Norway's whaling season begins

April 1st saw the start of the whaling season in Norway. Despite a widely-accepted international moratorium...

SOS alert for whales off Norway!

I have to admit to bitter disappointment when I arrived in Tromsø, northern Norway, a...

Icelandic fin whale hunting to resume

Iceland’s only fin whaling company, Hvalur hf,  announced today that it will resume fin whaling...

Latest UK report highlights lack of action to stop hundreds of dolphins dying in fishing nets

The latest report on the numbers of dolphins and porpoises killed in fishing nets and gear in waters around the UK reveals the estimated total caught accidentally by the UK fishing industry is still alarming high, and highlights that too little is being done to stop these unnecessary deaths.

The report, released by Defra (Department for Environment, Food and Rural Affairs) estimates that 285 common dolphins were caught in UK gillnets alone in 2016, a similar number to previous years. No estimates are provided for the numbers of dolphins accidentally caught in trawlers. In addition, about 1200-1482 porpoises were reported caught in UK gillnet fisheries, depending on whether pingers (acoustic devices attached to nets to drive marine mammals away) were in use.

As data is limited, there is a lack of confidence in the numbers of deaths that are reported. The number of stranded dolphins alone indicates real figures are likely to be far higher, particularly for common dolphins that die in large numbers in the south west of the UK and wider area each year. Dolphins are also caught in the nets of other nation’s vessels fishing in and around UK waters.

The report highlights the benefits of pinger use and reductions in porpoise deaths where they are employed in gillnets. Pingers are required on some vessels under EU regulation, but are the only method used by UK fishing fleets to reduce the numbers of marine mammals dying in nets.

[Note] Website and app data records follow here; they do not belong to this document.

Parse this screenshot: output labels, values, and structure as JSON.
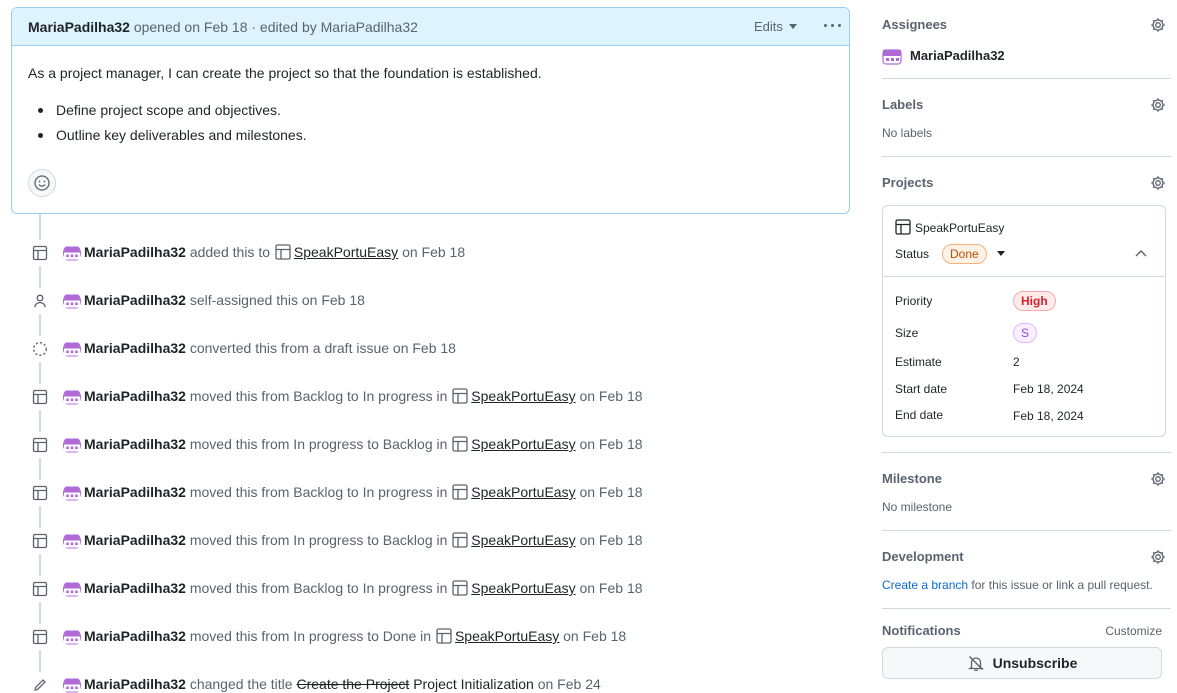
{
  "comment": {
    "author": "MariaPadilha32",
    "opened_text": "opened on Feb 18 · edited by MariaPadilha32",
    "edits_label": "Edits",
    "body_text": "As a project manager, I can create the project so that the foundation is established.",
    "bullets": [
      "Define project scope and objectives.",
      "Outline key deliverables and milestones."
    ]
  },
  "timeline": [
    {
      "icon": "table-icon",
      "actor": "MariaPadilha32",
      "pre": "added this to",
      "project": "SpeakPortuEasy",
      "post": "on Feb 18"
    },
    {
      "icon": "person-icon",
      "actor": "MariaPadilha32",
      "pre": "self-assigned this on Feb 18"
    },
    {
      "icon": "draft-issue-icon",
      "actor": "MariaPadilha32",
      "pre": "converted this from a draft issue on Feb 18"
    },
    {
      "icon": "table-icon",
      "actor": "MariaPadilha32",
      "pre": "moved this from Backlog to In progress in",
      "project": "SpeakPortuEasy",
      "post": "on Feb 18"
    },
    {
      "icon": "table-icon",
      "actor": "MariaPadilha32",
      "pre": "moved this from In progress to Backlog in",
      "project": "SpeakPortuEasy",
      "post": "on Feb 18"
    },
    {
      "icon": "table-icon",
      "actor": "MariaPadilha32",
      "pre": "moved this from Backlog to In progress in",
      "project": "SpeakPortuEasy",
      "post": "on Feb 18"
    },
    {
      "icon": "table-icon",
      "actor": "MariaPadilha32",
      "pre": "moved this from In progress to Backlog in",
      "project": "SpeakPortuEasy",
      "post": "on Feb 18"
    },
    {
      "icon": "table-icon",
      "actor": "MariaPadilha32",
      "pre": "moved this from Backlog to In progress in",
      "project": "SpeakPortuEasy",
      "post": "on Feb 18"
    },
    {
      "icon": "table-icon",
      "actor": "MariaPadilha32",
      "pre": "moved this from In progress to Done in",
      "project": "SpeakPortuEasy",
      "post": "on Feb 18"
    },
    {
      "icon": "pencil-icon",
      "actor": "MariaPadilha32",
      "pre": "changed the title",
      "old_title": "Create the Project",
      "new_title": "Project Initialization",
      "post": "on Feb 24"
    }
  ],
  "sidebar": {
    "assignees": {
      "heading": "Assignees",
      "user": "MariaPadilha32"
    },
    "labels": {
      "heading": "Labels",
      "value": "No labels"
    },
    "projects": {
      "heading": "Projects",
      "name": "SpeakPortuEasy",
      "status_label": "Status",
      "status_value": "Done",
      "fields": [
        {
          "label": "Priority",
          "value": "High"
        },
        {
          "label": "Size",
          "value": "S"
        },
        {
          "label": "Estimate",
          "value": "2"
        },
        {
          "label": "Start date",
          "value": "Feb 18, 2024"
        },
        {
          "label": "End date",
          "value": "Feb 18, 2024"
        }
      ]
    },
    "milestone": {
      "heading": "Milestone",
      "value": "No milestone"
    },
    "development": {
      "heading": "Development",
      "link": "Create a branch",
      "rest": "for this issue or link a pull request."
    },
    "notifications": {
      "heading": "Notifications",
      "customize": "Customize",
      "unsubscribe": "Unsubscribe"
    }
  },
  "colors": {
    "accent_link": "#0969da",
    "header_bg": "#ddf4ff",
    "done_pill": "#bc4c00",
    "high_pill": "#d1242f",
    "size_pill": "#8250df",
    "avatar": "#b06ad8"
  }
}
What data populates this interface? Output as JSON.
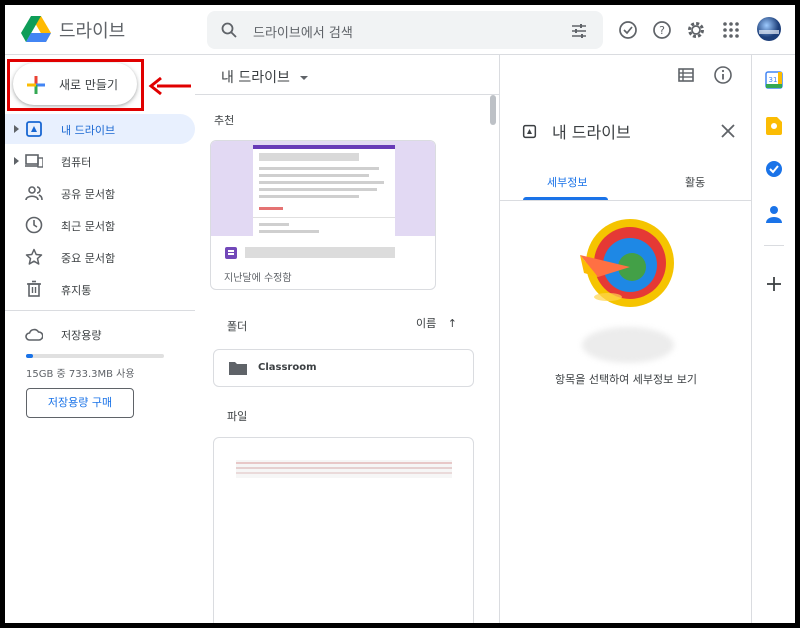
{
  "app": {
    "name": "드라이브"
  },
  "search": {
    "placeholder": "드라이브에서 검색"
  },
  "sidebar": {
    "new_button": "새로 만들기",
    "items": [
      {
        "label": "내 드라이브",
        "icon": "my-drive-icon",
        "active": true,
        "expandable": true
      },
      {
        "label": "컴퓨터",
        "icon": "computer-icon",
        "active": false,
        "expandable": true
      },
      {
        "label": "공유 문서함",
        "icon": "shared-icon",
        "active": false,
        "expandable": false
      },
      {
        "label": "최근 문서함",
        "icon": "clock-icon",
        "active": false,
        "expandable": false
      },
      {
        "label": "중요 문서함",
        "icon": "star-icon",
        "active": false,
        "expandable": false
      },
      {
        "label": "휴지통",
        "icon": "trash-icon",
        "active": false,
        "expandable": false
      }
    ],
    "storage": {
      "label": "저장용량",
      "usage_text": "15GB 중 733.3MB 사용",
      "used_fraction": 0.048,
      "buy_button": "저장용량 구매"
    }
  },
  "main": {
    "title": "내 드라이브",
    "suggested_label": "추천",
    "suggested_card": {
      "modified": "지난달에 수정함"
    },
    "folders_label": "폴더",
    "sort_label": "이름",
    "folders": [
      {
        "name": "Classroom"
      }
    ],
    "files_label": "파일"
  },
  "details": {
    "title": "내 드라이브",
    "tabs": [
      {
        "label": "세부정보",
        "active": true
      },
      {
        "label": "활동",
        "active": false
      }
    ],
    "empty_text": "항목을 선택하여 세부정보 보기"
  },
  "side_apps": {
    "calendar_day": "31"
  },
  "colors": {
    "accent": "#1a73e8",
    "active_bg": "#e8f0fe",
    "annotation_red": "#e00000"
  }
}
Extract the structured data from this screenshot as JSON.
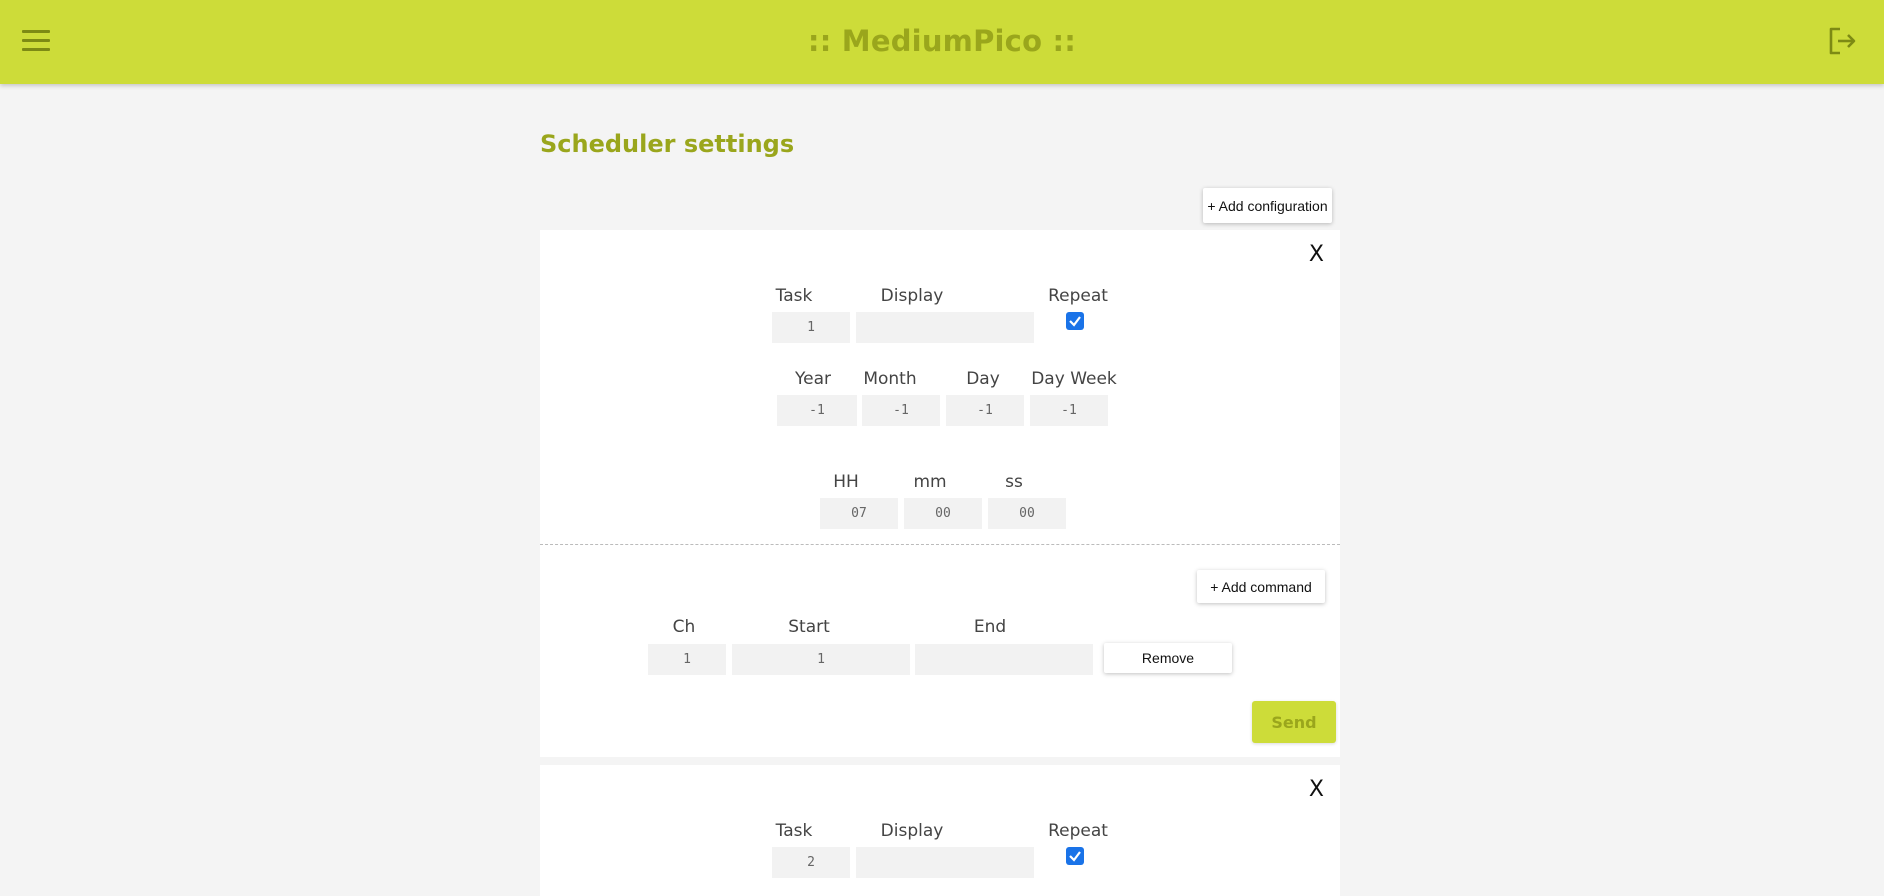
{
  "header": {
    "title": ":: MediumPico ::",
    "menu_icon": "hamburger-menu-icon",
    "logout_icon": "logout-icon",
    "accent_color": "#cddc39",
    "text_accent_color": "#9aa61c"
  },
  "page": {
    "title": "Scheduler settings",
    "add_configuration_label": "+ Add configuration"
  },
  "configurations": [
    {
      "close_label": "X",
      "task_label": "Task",
      "display_label": "Display",
      "repeat_label": "Repeat",
      "task_value": "1",
      "display_value": "",
      "repeat_checked": true,
      "year_label": "Year",
      "month_label": "Month",
      "day_label": "Day",
      "dayweek_label": "Day Week",
      "year_value": "-1",
      "month_value": "-1",
      "day_value": "-1",
      "dayweek_value": "-1",
      "hh_label": "HH",
      "mm_label": "mm",
      "ss_label": "ss",
      "hh_value": "07",
      "mm_value": "00",
      "ss_value": "00",
      "add_command_label": "+ Add command",
      "commands": [
        {
          "ch_label": "Ch",
          "start_label": "Start",
          "end_label": "End",
          "ch_value": "1",
          "start_value": "1",
          "end_value": "",
          "remove_label": "Remove"
        }
      ],
      "send_label": "Send"
    },
    {
      "close_label": "X",
      "task_label": "Task",
      "display_label": "Display",
      "repeat_label": "Repeat",
      "task_value": "2",
      "display_value": "",
      "repeat_checked": true
    }
  ]
}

Pingers will also drive porpoises away from important feeding grounds, and so there are uncertainties and concerns around their use, particularly in protected areas. In addition, the use of pingers is not fully enforced to ensure the batteries on the devices are working and appropriately set to be effective.

 ‘This annual report once again shows not just an indication of how many deaths are occurring, but also how few solutions are being employed to reduce the toll’, says WDC’s Sarah Dolman. ‘Pingers are not yet proven for dolphins and, although some fishermen are using them voluntarily on gillnets deployed from small vessels and trawlers, and we wholeheartedly support all voluntary efforts to reduce dolphin and porpoise deaths, there is no requirement for this so the approach is piecemeal. We need to use all effective solutions available – and urgently where scientists have shown that bycatch levels may be having a population level effect, such as for common dolphins off the southwest.


‘Whilst the UK is following the letter of the EU law, and does more than most other member states, clearly we are not doing enough. Fisheries Minister, George Eustice has publically stated the government’s commitment to improve bycatch efforts, which is very welcome news. It is important that the UK does more to continually reduce the numbers of dolphins and porpoises dying in fishing gear each year and we look forward to working with them and the fishing industry to achieve this aim.’

 ‘These deaths have continued for decades’, says Dolman. Pingers do the job of scaring some porpoises away from nets but there are other consequences that need to be addressed. Consideration needs to be given to more sophisticated solutions like using pingers alongside other approaches including restricting fishing in certain areas of high densities of dolphins or porpoises at certain times of the year where bycatch occurs.

‘Despite the evidence and recent reviews by scientific experts and the EU Commission that monitoring and mitigation measures are not currently fit for purpose, we are concerned that bycatch measures will not be improved at the EU level, and they are clearly not doing enough to act on this either. In the UK and across the EU, we need to evaluate and increase monitoring and bycatch reduction efforts’